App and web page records
● ● ● ● ● ● ●
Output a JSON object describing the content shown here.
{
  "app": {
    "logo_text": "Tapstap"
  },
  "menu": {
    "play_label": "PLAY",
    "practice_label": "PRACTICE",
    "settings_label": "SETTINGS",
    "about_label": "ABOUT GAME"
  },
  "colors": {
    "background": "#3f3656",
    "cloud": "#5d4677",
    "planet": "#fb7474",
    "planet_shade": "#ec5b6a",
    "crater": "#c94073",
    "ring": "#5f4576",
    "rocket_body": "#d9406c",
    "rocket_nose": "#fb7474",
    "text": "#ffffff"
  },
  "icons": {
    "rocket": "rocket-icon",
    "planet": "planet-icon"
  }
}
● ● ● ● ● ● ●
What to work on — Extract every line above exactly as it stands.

Task answer —
Output a JSON object describing the content shown here.
{
  "app": {
    "logo_text": "Tapstap"
  },
  "menu": {
    "play_label": "PLAY",
    "practice_label": "PRACTICE",
    "settings_label": "SETTINGS",
    "about_label": "ABOUT GAME"
  },
  "colors": {
    "background": "#3f3656",
    "cloud": "#5d4677",
    "planet": "#fb7474",
    "planet_shade": "#ec5b6a",
    "crater": "#c94073",
    "ring": "#5f4576",
    "rocket_body": "#d9406c",
    "rocket_nose": "#fb7474",
    "text": "#ffffff"
  },
  "icons": {
    "rocket": "rocket-icon",
    "planet": "planet-icon"
  }
}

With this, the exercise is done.